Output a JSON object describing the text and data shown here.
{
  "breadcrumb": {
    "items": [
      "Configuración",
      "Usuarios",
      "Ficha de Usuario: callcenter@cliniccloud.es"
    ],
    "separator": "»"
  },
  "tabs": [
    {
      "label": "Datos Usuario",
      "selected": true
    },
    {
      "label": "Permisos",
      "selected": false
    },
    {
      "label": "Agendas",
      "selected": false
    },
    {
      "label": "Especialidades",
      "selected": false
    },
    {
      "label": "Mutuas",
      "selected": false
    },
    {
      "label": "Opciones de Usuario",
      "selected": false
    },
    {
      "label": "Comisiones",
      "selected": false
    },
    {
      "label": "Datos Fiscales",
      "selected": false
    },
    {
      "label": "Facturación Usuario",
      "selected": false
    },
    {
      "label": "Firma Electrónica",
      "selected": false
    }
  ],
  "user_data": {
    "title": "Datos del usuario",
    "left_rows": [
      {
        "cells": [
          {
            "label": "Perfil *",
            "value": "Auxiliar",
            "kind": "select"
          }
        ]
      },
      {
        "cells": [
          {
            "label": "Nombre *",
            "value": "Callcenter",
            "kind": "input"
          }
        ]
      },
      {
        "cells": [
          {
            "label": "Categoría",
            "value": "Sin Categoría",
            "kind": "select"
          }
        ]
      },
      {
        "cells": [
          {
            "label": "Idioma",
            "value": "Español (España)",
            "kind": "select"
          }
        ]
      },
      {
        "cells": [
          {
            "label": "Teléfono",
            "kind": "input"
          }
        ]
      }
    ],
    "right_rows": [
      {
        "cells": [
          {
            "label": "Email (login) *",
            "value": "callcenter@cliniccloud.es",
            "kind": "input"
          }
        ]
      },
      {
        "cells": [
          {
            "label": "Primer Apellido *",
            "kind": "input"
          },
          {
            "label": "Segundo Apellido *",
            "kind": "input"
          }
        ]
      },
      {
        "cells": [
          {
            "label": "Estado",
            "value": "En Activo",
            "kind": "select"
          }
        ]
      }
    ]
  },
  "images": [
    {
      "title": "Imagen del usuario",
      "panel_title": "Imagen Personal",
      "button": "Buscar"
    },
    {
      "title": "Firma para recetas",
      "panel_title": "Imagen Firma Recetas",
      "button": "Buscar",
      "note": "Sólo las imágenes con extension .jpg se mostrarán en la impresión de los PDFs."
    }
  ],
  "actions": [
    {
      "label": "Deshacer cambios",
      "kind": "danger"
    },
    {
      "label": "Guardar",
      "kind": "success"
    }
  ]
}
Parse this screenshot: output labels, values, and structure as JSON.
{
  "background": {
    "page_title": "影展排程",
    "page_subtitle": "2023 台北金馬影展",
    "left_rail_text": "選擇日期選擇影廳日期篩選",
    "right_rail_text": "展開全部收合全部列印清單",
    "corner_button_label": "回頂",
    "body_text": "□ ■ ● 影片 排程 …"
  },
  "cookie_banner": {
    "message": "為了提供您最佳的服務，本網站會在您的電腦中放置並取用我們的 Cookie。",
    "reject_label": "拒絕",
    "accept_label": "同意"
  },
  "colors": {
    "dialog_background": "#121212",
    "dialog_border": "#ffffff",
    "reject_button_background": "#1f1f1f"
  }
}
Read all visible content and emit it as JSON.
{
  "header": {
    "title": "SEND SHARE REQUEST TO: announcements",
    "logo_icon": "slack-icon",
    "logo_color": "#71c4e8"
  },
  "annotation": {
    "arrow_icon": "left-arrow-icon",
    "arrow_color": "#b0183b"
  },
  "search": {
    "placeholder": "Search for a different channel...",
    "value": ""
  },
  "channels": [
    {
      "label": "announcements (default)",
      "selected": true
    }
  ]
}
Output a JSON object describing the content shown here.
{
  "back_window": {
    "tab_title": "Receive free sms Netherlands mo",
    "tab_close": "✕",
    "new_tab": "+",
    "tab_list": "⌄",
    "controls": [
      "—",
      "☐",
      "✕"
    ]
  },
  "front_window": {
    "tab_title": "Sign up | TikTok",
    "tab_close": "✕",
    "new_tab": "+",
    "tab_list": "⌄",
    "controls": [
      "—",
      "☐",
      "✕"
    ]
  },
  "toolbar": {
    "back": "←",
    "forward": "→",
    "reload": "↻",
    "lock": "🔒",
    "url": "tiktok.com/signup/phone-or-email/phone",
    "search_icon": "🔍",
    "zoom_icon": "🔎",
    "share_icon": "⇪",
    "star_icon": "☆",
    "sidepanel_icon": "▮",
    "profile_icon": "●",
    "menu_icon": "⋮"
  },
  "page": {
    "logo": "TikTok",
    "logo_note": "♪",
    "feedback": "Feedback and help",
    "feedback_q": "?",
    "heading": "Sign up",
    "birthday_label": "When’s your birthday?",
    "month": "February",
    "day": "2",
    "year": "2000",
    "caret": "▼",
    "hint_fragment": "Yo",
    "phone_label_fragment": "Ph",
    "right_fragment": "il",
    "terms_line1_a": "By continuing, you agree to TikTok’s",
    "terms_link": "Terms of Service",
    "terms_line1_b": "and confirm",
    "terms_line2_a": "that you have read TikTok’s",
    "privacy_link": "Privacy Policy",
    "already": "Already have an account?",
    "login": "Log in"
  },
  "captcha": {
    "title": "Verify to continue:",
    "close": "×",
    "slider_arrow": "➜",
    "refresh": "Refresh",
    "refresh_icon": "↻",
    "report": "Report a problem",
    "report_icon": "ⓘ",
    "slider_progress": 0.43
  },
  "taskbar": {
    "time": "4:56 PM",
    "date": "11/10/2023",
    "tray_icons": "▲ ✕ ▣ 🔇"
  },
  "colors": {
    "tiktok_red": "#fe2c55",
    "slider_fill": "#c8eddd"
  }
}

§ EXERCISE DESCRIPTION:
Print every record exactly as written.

§ RESPONSE TO THIS TASK:
Output a JSON object describing the text and data shown here.
{
  "breadcrumb": {
    "items": [
      "Configuración",
      "Usuarios",
      "Ficha de Usuario: callcenter@cliniccloud.es"
    ],
    "separator": "»"
  },
  "tabs": [
    {
      "label": "Datos Usuario",
      "selected": true
    },
    {
      "label": "Permisos",
      "selected": false
    },
    {
      "label": "Agendas",
      "selected": false
    },
    {
      "label": "Especialidades",
      "selected": false
    },
    {
      "label": "Mutuas",
      "selected": false
    },
    {
      "label": "Opciones de Usuario",
      "selected": false
    },
    {
      "label": "Comisiones",
      "selected": false
    },
    {
      "label": "Datos Fiscales",
      "selected": false
    },
    {
      "label": "Facturación Usuario",
      "selected": false
    },
    {
      "label": "Firma Electrónica",
      "selected": false
    }
  ],
  "user_data": {
    "title": "Datos del usuario",
    "left_rows": [
      {
        "cells": [
          {
            "label": "Perfil *",
            "value": "Auxiliar",
            "kind": "select"
          }
        ]
      },
      {
        "cells": [
          {
            "label": "Nombre *",
            "value": "Callcenter",
            "kind": "input"
          }
        ]
      },
      {
        "cells": [
          {
            "label": "Categoría",
            "value": "Sin Categoría",
            "kind": "select"
          }
        ]
      },
      {
        "cells": [
          {
            "label": "Idioma",
            "value": "Español (España)",
            "kind": "select"
          }
        ]
      },
      {
        "cells": [
          {
            "label": "Teléfono",
            "kind": "input"
          }
        ]
      }
    ],
    "right_rows": [
      {
        "cells": [
          {
            "label": "Email (login) *",
            "value": "callcenter@cliniccloud.es",
            "kind": "input"
          }
        ]
      },
      {
        "cells": [
          {
            "label": "Primer Apellido *",
            "kind": "input"
          },
          {
            "label": "Segundo Apellido *",
            "kind": "input"
          }
        ]
      },
      {
        "cells": [
          {
            "label": "Estado",
            "value": "En Activo",
            "kind": "select"
          }
        ]
      }
    ]
  },
  "images": [
    {
      "title": "Imagen del usuario",
      "panel_title": "Imagen Personal",
      "button": "Buscar"
    },
    {
      "title": "Firma para recetas",
      "panel_title": "Imagen Firma Recetas",
      "button": "Buscar",
      "note": "Sólo las imágenes con extension .jpg se mostrarán en la impresión de los PDFs."
    }
  ],
  "actions": [
    {
      "label": "Deshacer cambios",
      "kind": "danger"
    },
    {
      "label": "Guardar",
      "kind": "success"
    }
  ]
}
Parse this screenshot: output labels, values, and structure as JSON.
{
  "background": {
    "page_title": "影展排程",
    "page_subtitle": "2023 台北金馬影展",
    "left_rail_text": "選擇日期選擇影廳日期篩選",
    "right_rail_text": "展開全部收合全部列印清單",
    "corner_button_label": "回頂",
    "body_text": "□ ■ ● 影片 排程 …"
  },
  "cookie_banner": {
    "message": "為了提供您最佳的服務，本網站會在您的電腦中放置並取用我們的 Cookie。",
    "reject_label": "拒絕",
    "accept_label": "同意"
  },
  "colors": {
    "dialog_background": "#121212",
    "dialog_border": "#ffffff",
    "reject_button_background": "#1f1f1f"
  }
}
Read all visible content and emit it as JSON.
{
  "header": {
    "title": "SEND SHARE REQUEST TO: announcements",
    "logo_icon": "slack-icon",
    "logo_color": "#71c4e8"
  },
  "annotation": {
    "arrow_icon": "left-arrow-icon",
    "arrow_color": "#b0183b"
  },
  "search": {
    "placeholder": "Search for a different channel...",
    "value": ""
  },
  "channels": [
    {
      "label": "announcements (default)",
      "selected": true
    }
  ]
}
Output a JSON object describing the content shown here.
{
  "back_window": {
    "tab_title": "Receive free sms Netherlands mo",
    "tab_close": "✕",
    "new_tab": "+",
    "tab_list": "⌄",
    "controls": [
      "—",
      "☐",
      "✕"
    ]
  },
  "front_window": {
    "tab_title": "Sign up | TikTok",
    "tab_close": "✕",
    "new_tab": "+",
    "tab_list": "⌄",
    "controls": [
      "—",
      "☐",
      "✕"
    ]
  },
  "toolbar": {
    "back": "←",
    "forward": "→",
    "reload": "↻",
    "lock": "🔒",
    "url": "tiktok.com/signup/phone-or-email/phone",
    "search_icon": "🔍",
    "zoom_icon": "🔎",
    "share_icon": "⇪",
    "star_icon": "☆",
    "sidepanel_icon": "▮",
    "profile_icon": "●",
    "menu_icon": "⋮"
  },
  "page": {
    "logo": "TikTok",
    "logo_note": "♪",
    "feedback": "Feedback and help",
    "feedback_q": "?",
    "heading": "Sign up",
    "birthday_label": "When’s your birthday?",
    "month": "February",
    "day": "2",
    "year": "2000",
    "caret": "▼",
    "hint_fragment": "Yo",
    "phone_label_fragment": "Ph",
    "right_fragment": "il",
    "terms_line1_a": "By continuing, you agree to TikTok’s",
    "terms_link": "Terms of Service",
    "terms_line1_b": "and confirm",
    "terms_line2_a": "that you have read TikTok’s",
    "privacy_link": "Privacy Policy",
    "already": "Already have an account?",
    "login": "Log in"
  },
  "captcha": {
    "title": "Verify to continue:",
    "close": "×",
    "slider_arrow": "➜",
    "refresh": "Refresh",
    "refresh_icon": "↻",
    "report": "Report a problem",
    "report_icon": "ⓘ",
    "slider_progress": 0.43
  },
  "taskbar": {
    "time": "4:56 PM",
    "date": "11/10/2023",
    "tray_icons": "▲ ✕ ▣ 🔇"
  },
  "colors": {
    "tiktok_red": "#fe2c55",
    "slider_fill": "#c8eddd"
  }
}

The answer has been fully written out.